DORMAN: The governor asked people across the state that if you have space in your home, if you have the capacity to take someone in from West Maui, please do. The governor also spoke about President Biden issuing a federal disaster declaration for Hawaii. A lot of that money is going to be targeted at housing. It's a critical need.

MCCAMMON: So are some people having to leave the island entirely?

DORMAN: Yes, those evacuations are continuing, buses moving people from West Maui to the main airport in Kahului, which is in the more central part of the island. And then the flights from there, whether those are tourists heading back to the continental United States or residents, many of whom are coming to Honolulu here on the island of Oahu. As for residents who remain, Maui Mayor Richard Bissen talked about that today.

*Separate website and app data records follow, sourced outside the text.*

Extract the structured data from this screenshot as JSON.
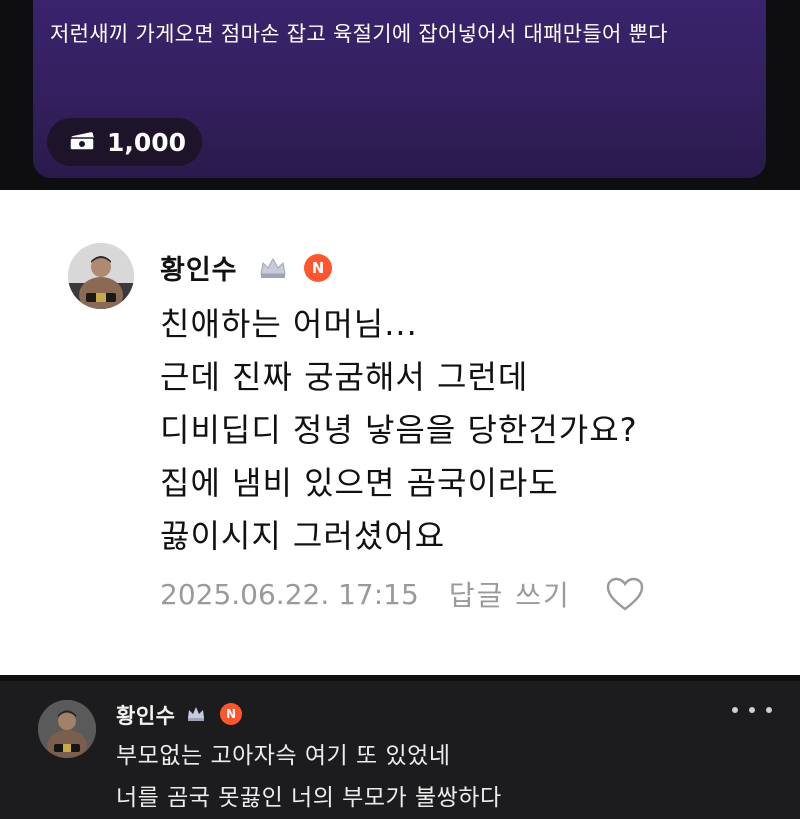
{
  "donation": {
    "message": "저런새끼 가게오면 점마손 잡고 육절기에 잡어넣어서 대패만들어 뿐다",
    "amount": "1,000",
    "amount_icon": "cash-icon",
    "card_color": "#34205f"
  },
  "comment": {
    "author": "황인수",
    "rank_icon": "crown-icon",
    "badge": "N",
    "lines": [
      "친애하는 어머님...",
      "근데 진짜 궁굼해서 그런데",
      "디비딥디 정녕 낳음을 당한건가요?",
      "집에 냄비 있으면 곰국이라도",
      "끓이시지 그러셨어요"
    ],
    "timestamp": "2025.06.22. 17:15",
    "reply_label": "답글 쓰기",
    "like_icon": "heart-icon"
  },
  "reply": {
    "author": "황인수",
    "rank_icon": "crown-icon",
    "badge": "N",
    "more_icon": "more-icon",
    "lines": [
      "부모없는 고아자슥 여기 또 있었네",
      "너를 곰국 못끓인 너의 부모가 불쌍하다"
    ]
  },
  "colors": {
    "badge": "#ff5630",
    "dark_bg": "#1c1c1e",
    "meta_text": "#9a9a9a"
  }
}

RICHARD BISSEN: I did want to also speak to the folks whose homes were not damaged. And I know the question on your mind is, when can I get back to my home? Just as soon as we can try to provide a certainty that we have recovered those that have perished. That's our goal right now.

DORMAN: It's a grim goal. But as we move into Friday here in Hawaii, it's another painful day. And very difficult work is continuing.

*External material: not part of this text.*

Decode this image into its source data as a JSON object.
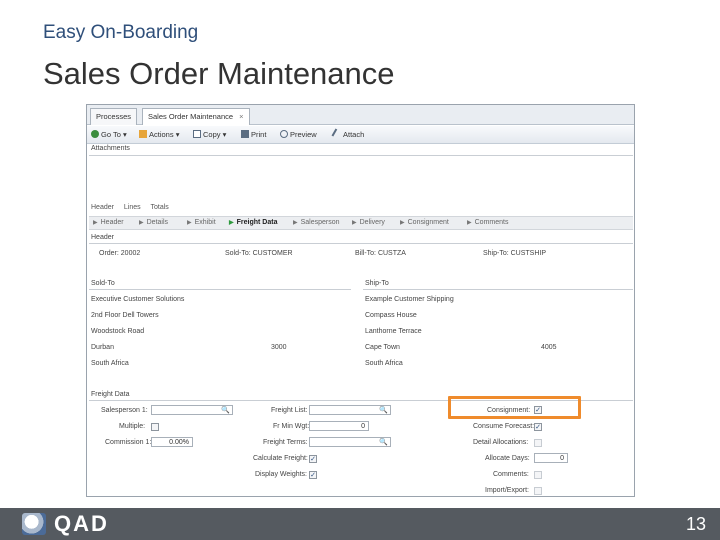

MCCAMMON: Really grim. Is it possible that some people are still alive and stuck in the burning areas?

DORMAN: Possible they could just be uncounted. You know, teams are working on this, but it's very difficult. Parts of West Maui are simply burned to the ground, especially in the town of Lahaina. Maui Police Chief John Pelletier said, we have a scar on the face of Maui that's going to last a long time. And while it might sound relatively simple, the question of how many people are missing is just an excruciating one.


JOHN PELLETIER: Honestly, we don't know. And here's the challenge. There is no power. There's no internet. There's no radio coverage. Our pac-sets, we're having a hard time getting through on that.

DORMAN: Those challenges of communication a big reason it's so difficult to nail down numbers, how many lives lost, how many buildings burned to the ground. And clearly, that's not the priority. There are people to help, needs to be met. And the people who did not survive need to be treated with respect.

MCCAMMON: Bill Dorman with Hawaii Public Radio, thanks so much.

DORMAN: Thank you. Aloha. Transcript provided by NPR, Copyright NPR.

NPR transcripts are created on a rush deadline by an NPR contractor. This text may not be in its final form and may be updated or revised in the future. Accuracy and availability may vary. The authoritative record of NPR’s programming is the audio record.

Sarah McCammon
Sarah McCammon is a National Correspondent covering the Mid-Atlantic and Southeast for NPR. Her work focuses on political, social and cultural divides in America, including abortion and reproductive rights, and the intersections of politics and religion. She's also a frequent guest host for NPR news magazines, podcasts and special coverage.
Bill Dorman